At the conclusion of this volume we find a memoir of madame Brulart on the dispute between the duchess of Orleans and her. She represents the duchess as a lady of great worth and amiable temper, but influenced against her by the countels de Chatelux, an intimate confidante. This lady and her husband were introduced into the family of Orleans by madame Brulart, and repaid the service with complete active ingratitude. In the second volume we learn that she is an English woman, of the name of Plunket. She fo far incited the duchefs against her benefactress, that the education of the sons being terminated, madame Brulart was forced to abandon her care of mademoiselle, whose sudden and violent change of
the occasion was the cause of madame Brulart's resuming her ftation as her governess. The duke of Orleans, incensed at the conduct of madame de Chatelux, desired her to chuse some other residence than his house, and to send within a fortnight the keys of her apartment at the Palais Royal. The consequence of this step was a demand of separation, made by the duchess. 2
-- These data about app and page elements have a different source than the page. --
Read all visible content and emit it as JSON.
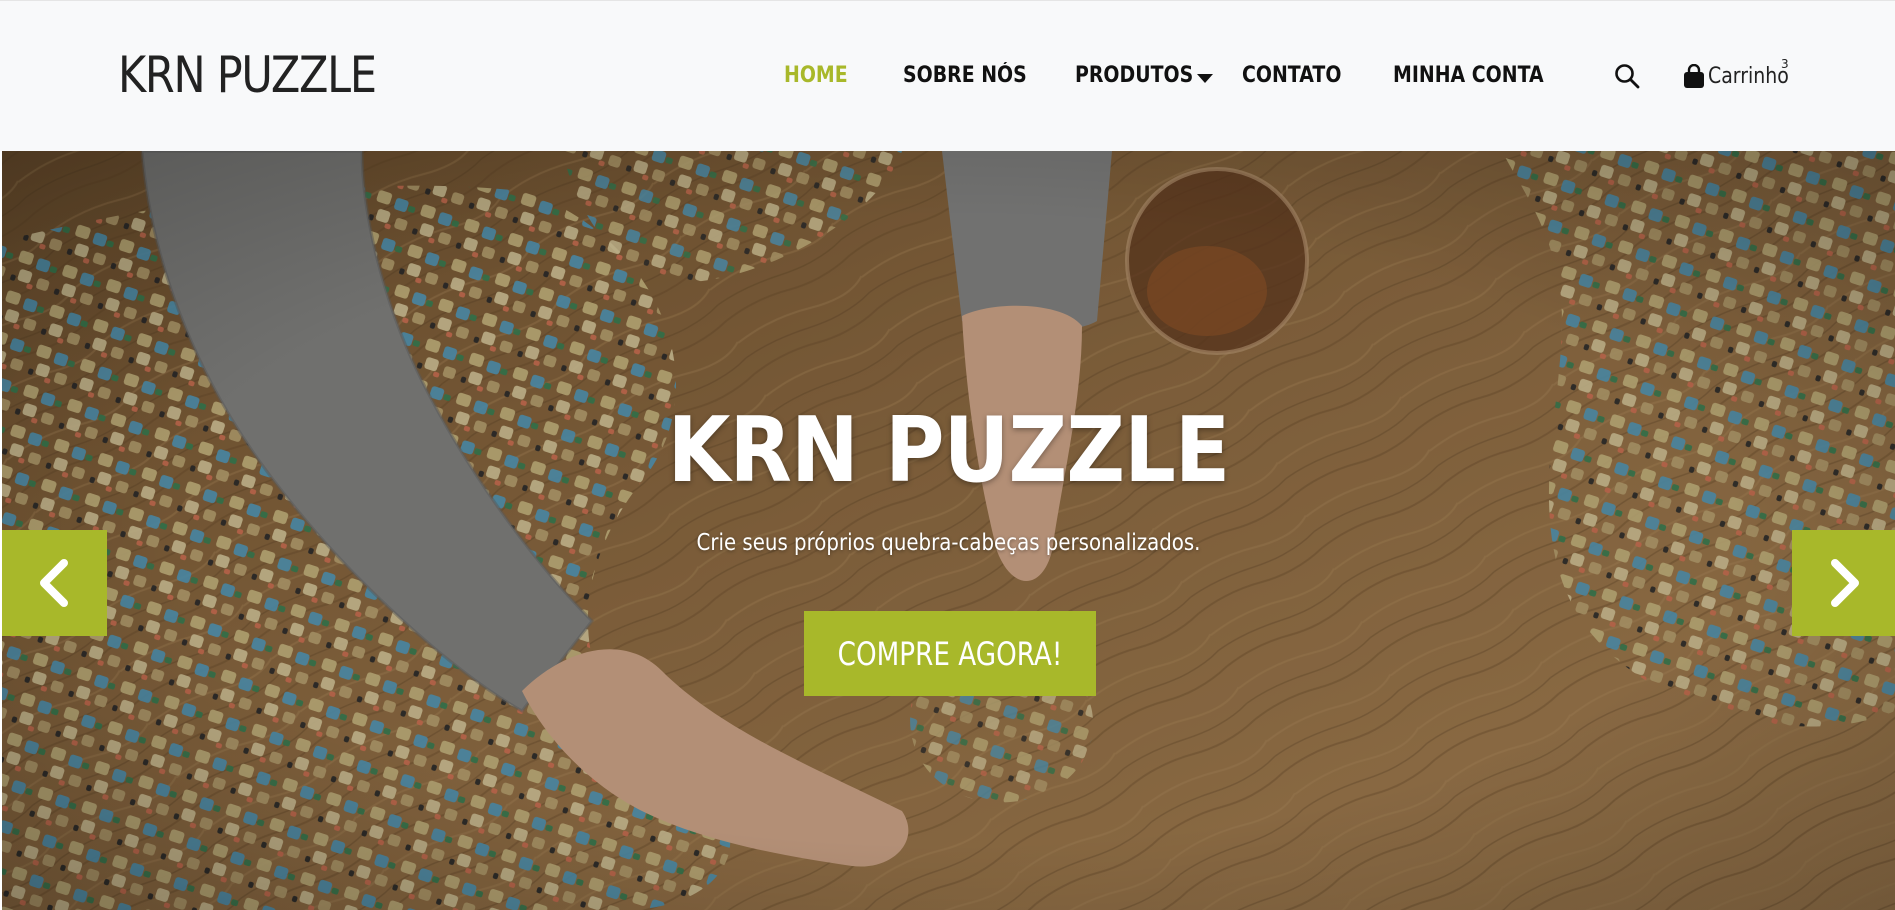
{
  "brand": {
    "logo_text": "KRN PUZZLE",
    "accent_color": "#a8b82a"
  },
  "nav": {
    "items": [
      {
        "label": "HOME",
        "active": true
      },
      {
        "label": "SOBRE NÓS",
        "active": false
      },
      {
        "label": "PRODUTOS",
        "active": false,
        "has_dropdown": true
      },
      {
        "label": "CONTATO",
        "active": false
      },
      {
        "label": "MINHA CONTA",
        "active": false
      }
    ],
    "search_icon": "search-icon",
    "cart": {
      "icon": "shopping-bag-icon",
      "label": "Carrinho",
      "count": "3"
    }
  },
  "hero": {
    "title": "KRN PUZZLE",
    "subtitle": "Crie seus próprios quebra-cabeças personalizados.",
    "cta_label": "COMPRE AGORA!",
    "prev_icon": "chevron-left-icon",
    "next_icon": "chevron-right-icon"
  }
}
In proceeding to the second volume, which consists of extracts of different journals of this important education, the first object which attracts our attention is the unrivalled affiduity of the authoress.
• Monday 17th June. M. le Brun remarks that the princes having returned, rested till eight o'clock, at which hour he conducted them to me.
• I do not approve of such repose, they must not be accuftomed to regard complete idleness as repole; befides they would not have been fatigued by a walk of an hour. They must never remain without doing any thing, were it only for fix minutes. This quarter of an hour might have been employed in playing at chess, in heraldry, in repeating terms of architecture, or at a lecture. In a word, never two minutes, nor even one, of idleness.'
This is surely far too severe, this forcing might produce precocious fruit; but we should prefer more time and more vigour in the seasonable production. The bow should be now and then quite unbent. What are we to make of a quarter of an hour at chess?
The contests with the abbe Guyot, one of the under-governors, are disgusting in an eminent degree. That madame Brulart should have carried on this paper-war in the written Journal is surprising; but that the could think of printing it is inconceivable. Here is a specimen, from p. 211.
"I find the answer of M. l'abbe false and injurious; he does not answer accusations which are facts, known to all. I do not complain that he has discontinued his visits: I tell, without complaint, the mere facts; which are, that he dispenses with mere common politeness towards me, and what is more, towards my mother; I say, that he alone never asks how the does, nor bids her good-day, any more than he does me,' &c. &c. Id populus curat scilicet! When one sees the merest dregs of conversation committed to the press, here and in France, one is tempted to conclude that the dotage of literature approaches. The reader will hardly believe that about 200 pages out of 578, in this second volume, are occupied with scolding! If madame Brulart profesies to teach this noble science, the thould ettablish her academy among the poijardes. How she can feriously recommend this volume to fathers of families, or to teachers, who have generally scolding enough at home, we cannot conceive; any more than we can see the fitness of putting the former volume into the hands of chil. dren, while it contains a severe accusation of a mother, an object ever sacred to a well-educated child.
Disgusted with this part, we thall pass to a more pleasing APP. VOL. IV. NEW ARR.